**WHAT IS REQUIRED**
Using the listing below, count the lines in which "Port" appears; give the count alone.

**AVAILABLE DATA**
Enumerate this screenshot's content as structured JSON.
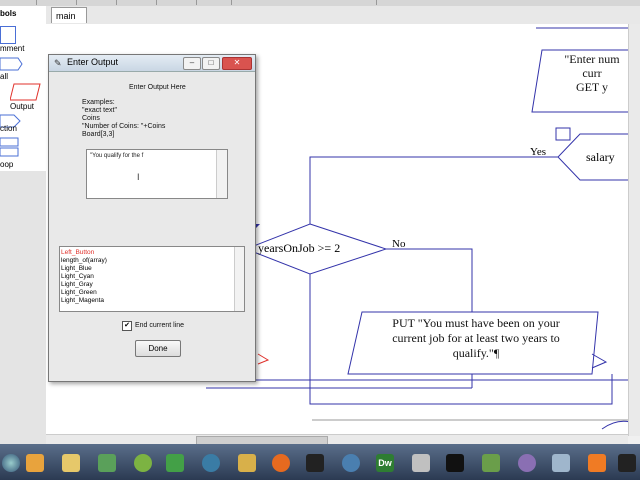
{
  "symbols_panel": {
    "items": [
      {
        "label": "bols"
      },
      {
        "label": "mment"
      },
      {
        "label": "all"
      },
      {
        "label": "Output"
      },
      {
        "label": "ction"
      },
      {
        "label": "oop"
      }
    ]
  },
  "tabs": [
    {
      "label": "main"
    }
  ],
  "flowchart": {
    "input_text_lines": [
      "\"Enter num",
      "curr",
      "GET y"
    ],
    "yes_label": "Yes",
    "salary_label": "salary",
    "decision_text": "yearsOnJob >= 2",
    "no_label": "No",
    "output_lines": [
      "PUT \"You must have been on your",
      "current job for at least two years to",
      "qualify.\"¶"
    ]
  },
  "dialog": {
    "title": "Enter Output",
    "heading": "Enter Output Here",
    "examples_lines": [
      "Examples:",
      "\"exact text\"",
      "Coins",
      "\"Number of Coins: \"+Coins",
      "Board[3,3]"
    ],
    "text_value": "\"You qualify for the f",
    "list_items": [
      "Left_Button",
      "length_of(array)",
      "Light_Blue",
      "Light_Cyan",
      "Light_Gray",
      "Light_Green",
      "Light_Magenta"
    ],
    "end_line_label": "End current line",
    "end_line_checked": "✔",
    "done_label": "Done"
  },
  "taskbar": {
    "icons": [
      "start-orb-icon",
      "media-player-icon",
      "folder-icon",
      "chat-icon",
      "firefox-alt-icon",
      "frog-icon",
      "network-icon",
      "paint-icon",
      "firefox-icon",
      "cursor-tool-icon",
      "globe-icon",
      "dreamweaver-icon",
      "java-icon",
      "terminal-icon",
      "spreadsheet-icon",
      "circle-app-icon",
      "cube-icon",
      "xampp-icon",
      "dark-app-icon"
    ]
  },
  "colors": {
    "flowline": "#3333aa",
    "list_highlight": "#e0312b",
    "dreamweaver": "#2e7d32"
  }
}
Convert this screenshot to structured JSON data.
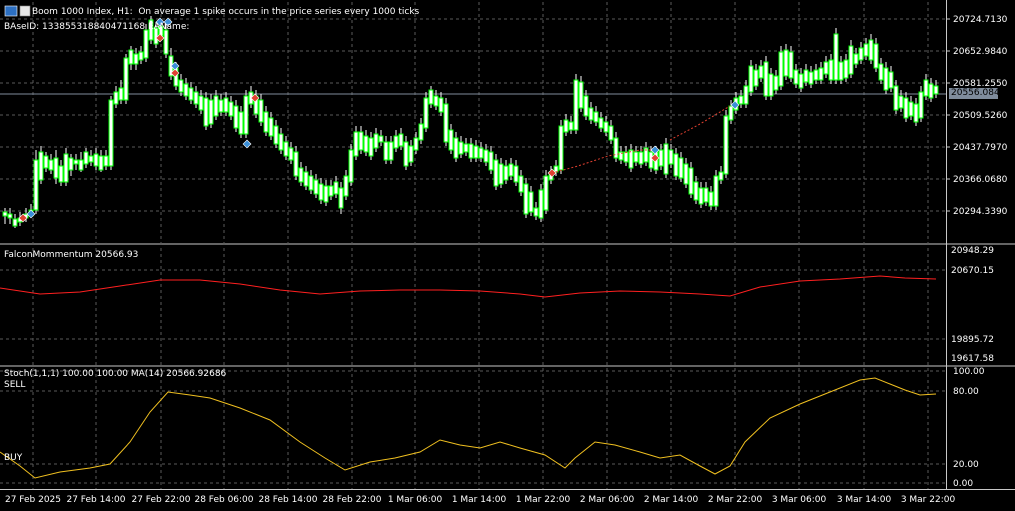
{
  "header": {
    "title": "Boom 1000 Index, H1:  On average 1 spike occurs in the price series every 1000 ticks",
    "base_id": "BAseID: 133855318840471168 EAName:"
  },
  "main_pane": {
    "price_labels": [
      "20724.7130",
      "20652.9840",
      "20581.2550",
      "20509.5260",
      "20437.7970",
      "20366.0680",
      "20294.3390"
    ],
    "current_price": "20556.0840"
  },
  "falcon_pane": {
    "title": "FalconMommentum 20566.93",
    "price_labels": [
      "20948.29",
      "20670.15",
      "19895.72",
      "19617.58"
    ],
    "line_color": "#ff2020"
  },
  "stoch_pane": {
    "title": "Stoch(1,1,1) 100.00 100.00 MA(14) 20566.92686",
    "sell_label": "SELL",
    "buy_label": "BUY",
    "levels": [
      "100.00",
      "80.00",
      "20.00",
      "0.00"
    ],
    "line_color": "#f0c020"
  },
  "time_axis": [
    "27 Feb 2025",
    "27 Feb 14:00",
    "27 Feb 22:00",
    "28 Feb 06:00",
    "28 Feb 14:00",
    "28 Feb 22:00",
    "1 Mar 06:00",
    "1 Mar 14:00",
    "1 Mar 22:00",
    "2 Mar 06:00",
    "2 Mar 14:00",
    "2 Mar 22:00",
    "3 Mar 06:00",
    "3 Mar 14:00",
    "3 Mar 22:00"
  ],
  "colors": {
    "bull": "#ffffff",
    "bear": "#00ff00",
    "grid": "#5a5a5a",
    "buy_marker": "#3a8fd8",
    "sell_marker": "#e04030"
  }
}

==

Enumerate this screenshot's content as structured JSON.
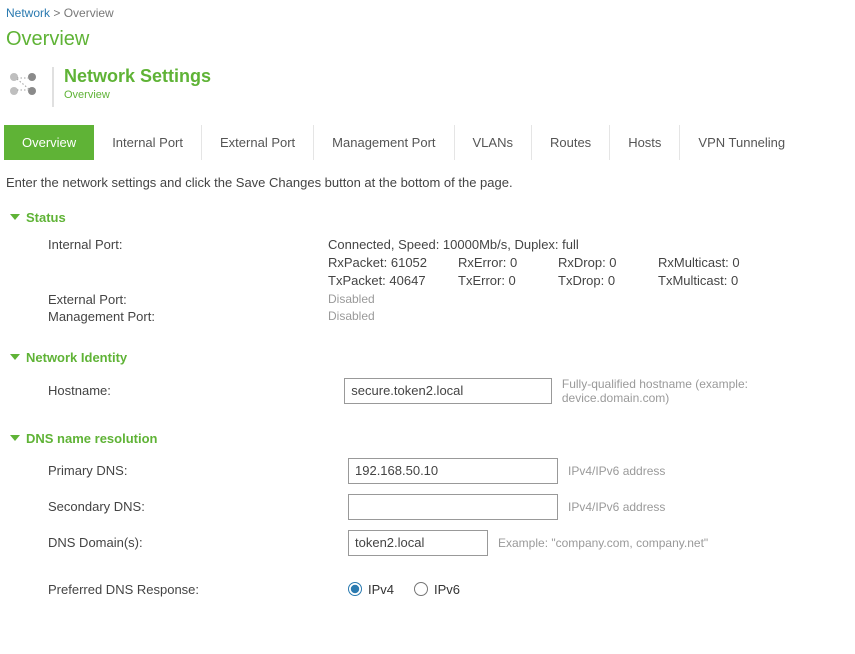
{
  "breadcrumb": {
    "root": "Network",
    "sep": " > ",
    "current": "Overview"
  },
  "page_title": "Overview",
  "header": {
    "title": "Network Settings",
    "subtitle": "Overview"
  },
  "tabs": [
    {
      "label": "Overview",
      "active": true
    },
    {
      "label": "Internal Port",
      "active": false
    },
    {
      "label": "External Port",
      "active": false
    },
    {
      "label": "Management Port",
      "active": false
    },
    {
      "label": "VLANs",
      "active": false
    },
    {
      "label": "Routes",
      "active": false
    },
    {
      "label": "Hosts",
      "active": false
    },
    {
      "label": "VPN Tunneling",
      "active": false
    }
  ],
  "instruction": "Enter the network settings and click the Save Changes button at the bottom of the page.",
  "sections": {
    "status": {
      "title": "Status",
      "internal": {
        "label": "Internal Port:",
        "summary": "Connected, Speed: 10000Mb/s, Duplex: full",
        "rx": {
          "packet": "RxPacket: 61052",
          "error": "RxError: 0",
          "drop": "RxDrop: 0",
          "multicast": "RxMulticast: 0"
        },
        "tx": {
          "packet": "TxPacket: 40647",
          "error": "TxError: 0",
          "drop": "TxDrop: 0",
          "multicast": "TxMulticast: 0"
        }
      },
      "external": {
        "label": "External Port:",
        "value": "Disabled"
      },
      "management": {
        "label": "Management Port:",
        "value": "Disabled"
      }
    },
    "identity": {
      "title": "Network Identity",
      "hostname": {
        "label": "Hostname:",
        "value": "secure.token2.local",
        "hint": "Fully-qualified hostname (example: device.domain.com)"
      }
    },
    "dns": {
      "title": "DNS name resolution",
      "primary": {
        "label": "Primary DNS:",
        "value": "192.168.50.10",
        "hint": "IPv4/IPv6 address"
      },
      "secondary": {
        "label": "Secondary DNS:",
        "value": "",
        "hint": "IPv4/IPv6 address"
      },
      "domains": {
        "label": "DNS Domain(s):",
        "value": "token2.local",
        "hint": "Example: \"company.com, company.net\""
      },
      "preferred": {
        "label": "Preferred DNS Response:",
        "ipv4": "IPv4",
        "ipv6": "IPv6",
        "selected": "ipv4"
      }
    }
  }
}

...

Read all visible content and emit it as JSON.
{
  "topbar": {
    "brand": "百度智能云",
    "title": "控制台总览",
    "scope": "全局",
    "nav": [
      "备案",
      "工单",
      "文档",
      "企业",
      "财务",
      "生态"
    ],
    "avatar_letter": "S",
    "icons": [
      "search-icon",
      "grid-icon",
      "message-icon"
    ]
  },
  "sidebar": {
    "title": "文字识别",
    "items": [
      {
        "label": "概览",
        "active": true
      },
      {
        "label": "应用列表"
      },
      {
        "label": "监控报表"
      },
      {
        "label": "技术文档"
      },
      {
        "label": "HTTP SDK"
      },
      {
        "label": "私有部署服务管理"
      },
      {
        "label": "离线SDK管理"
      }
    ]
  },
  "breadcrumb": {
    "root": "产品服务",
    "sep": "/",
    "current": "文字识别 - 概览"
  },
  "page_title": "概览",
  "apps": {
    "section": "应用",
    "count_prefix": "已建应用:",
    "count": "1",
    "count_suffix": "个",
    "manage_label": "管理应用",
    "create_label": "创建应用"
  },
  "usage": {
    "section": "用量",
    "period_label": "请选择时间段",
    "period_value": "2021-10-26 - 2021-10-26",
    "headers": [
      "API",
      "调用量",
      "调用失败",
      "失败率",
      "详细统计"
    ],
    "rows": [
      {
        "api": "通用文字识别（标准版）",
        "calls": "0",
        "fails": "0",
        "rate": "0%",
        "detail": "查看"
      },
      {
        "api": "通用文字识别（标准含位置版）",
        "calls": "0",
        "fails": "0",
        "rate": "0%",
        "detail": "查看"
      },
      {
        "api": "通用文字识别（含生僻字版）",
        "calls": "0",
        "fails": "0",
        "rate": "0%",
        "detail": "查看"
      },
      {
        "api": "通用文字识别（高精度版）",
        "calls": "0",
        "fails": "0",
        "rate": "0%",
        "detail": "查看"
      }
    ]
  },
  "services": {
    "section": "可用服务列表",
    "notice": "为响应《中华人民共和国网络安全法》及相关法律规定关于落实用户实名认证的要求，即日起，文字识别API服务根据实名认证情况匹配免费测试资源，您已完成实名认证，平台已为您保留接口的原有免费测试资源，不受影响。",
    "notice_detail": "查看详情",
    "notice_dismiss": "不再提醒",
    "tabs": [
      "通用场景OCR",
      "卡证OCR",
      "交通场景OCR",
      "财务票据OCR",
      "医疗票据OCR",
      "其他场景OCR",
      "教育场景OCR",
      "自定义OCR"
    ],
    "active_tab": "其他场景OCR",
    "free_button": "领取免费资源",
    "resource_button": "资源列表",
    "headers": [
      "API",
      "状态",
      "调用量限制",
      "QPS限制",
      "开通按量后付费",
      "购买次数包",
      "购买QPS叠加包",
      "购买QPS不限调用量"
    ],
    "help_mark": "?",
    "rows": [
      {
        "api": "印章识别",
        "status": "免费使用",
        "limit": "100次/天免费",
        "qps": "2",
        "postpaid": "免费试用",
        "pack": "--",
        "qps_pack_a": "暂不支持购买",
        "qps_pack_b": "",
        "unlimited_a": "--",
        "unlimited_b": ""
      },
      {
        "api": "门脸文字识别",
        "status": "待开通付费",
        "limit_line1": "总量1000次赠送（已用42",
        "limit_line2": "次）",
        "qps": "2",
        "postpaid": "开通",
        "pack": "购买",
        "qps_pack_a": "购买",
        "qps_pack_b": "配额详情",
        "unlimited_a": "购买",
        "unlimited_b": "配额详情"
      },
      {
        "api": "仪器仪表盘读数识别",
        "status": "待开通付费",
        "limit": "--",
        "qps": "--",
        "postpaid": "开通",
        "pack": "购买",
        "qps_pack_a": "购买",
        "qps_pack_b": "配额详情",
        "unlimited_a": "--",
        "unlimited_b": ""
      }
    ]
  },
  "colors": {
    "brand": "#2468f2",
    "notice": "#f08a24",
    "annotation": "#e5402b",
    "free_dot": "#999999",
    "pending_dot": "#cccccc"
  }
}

**SOLUTION TO THIS PROBLEM**
6